Then came the time of ‘Poke’ and everything reached a perfect sense of peace. We were thanked again for coming out, and for supporting the band through everything. We were even thanked for being nicer than a London crowd ever should be. We know that Hutchinson has been off writing the new record at a sea-side house in Fife, and we can probably infer that the collective exorcism of The Midnight Organ Fight is now complete. It’s time to move on and now I guess we wait for what comes next… They finish, inevitably, with ‘Keep Yourself Warm’ and again they sound immense - especially Grant Hutchinson, belting at his kit like a raging animal. It’s been a triumphant evening and it’s impossible not to feel happy for the band. The roar that comes as they leave the stage for the final time mingles with all that trapped heat and is carried out through the doors into the waiting fists of the Pentonville Road.

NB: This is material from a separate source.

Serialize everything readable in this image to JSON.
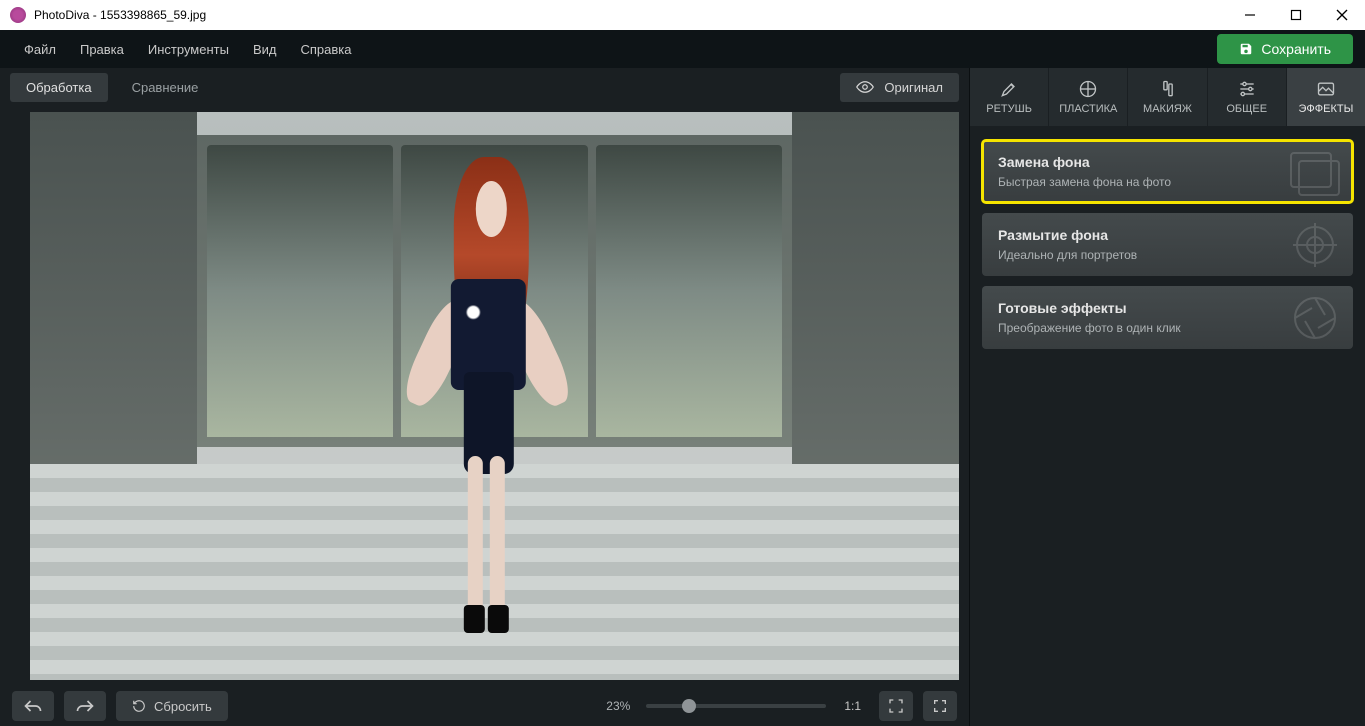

The Basingstoke Canal
So we have returned having completed 70 miles in 4 days. I've wrecked the lower halves of both my legs but I have a head teeming with cool air and a reel of images I'm only now beginning to sort through. If I get a quiet moment, it feels as if the thing is unspooling by itself and I have to focus on something else or get lost in the deluge of images. It's a most odd feeling.
There is a kind of madness to a long walk, a madness built from repetition; and yet what returns is a true sense of time and distance, and how the two are inextricably linked. And what also returns is a true sense of geography and the shape of the reverberating land under roaring feet. Truly, this land we live in is a thing of wonder.
A long distance walk is a serious affair. You shake up every atom of your being. You arrive footsore, at your destination: lighter, shorter, hungrier. A stranger to those who stayed at home. Head emptied of old fears. With room made for the new.
There's going to be a brief-ish period of silence around here for a bit as myself, mook (mythic progenitor of this site) and another are off on a long arduous walk. Well, I say long, it is in fact only 60 miles and we have four days; and I say arduous when in fact it's mostly flat. And we're staying in pubs each night so we have the lure of beer to pull us along each day... The walk is from Windsor to Winchester, via Odiham, and loosely follows the route King John used to take when visiting Winchester from his stronghold at Windsor Castle. It's thought that he rode out from Odiham for his first meeting with the Barons at Runnymede. If anything interesting comes of this madness I'll post it up here. But for now we retreat into England's green ways and await the coming of Wodwo...
Neu! - Hallogallo (from Neu! 1972)
My Latest Novel - Dragonhide (from Tense 2009)
Lee Moses - Time and Place (from Time and Place 1971)
Noah Howard - And About Love (from The Noah Howard Quartet 1966)
Mr Flip - The Wild Thing (from Ngoma 3 Remixed by Dj Zhao 2009)
Sidney Bechet - After You've Gone (from Jazz Giants)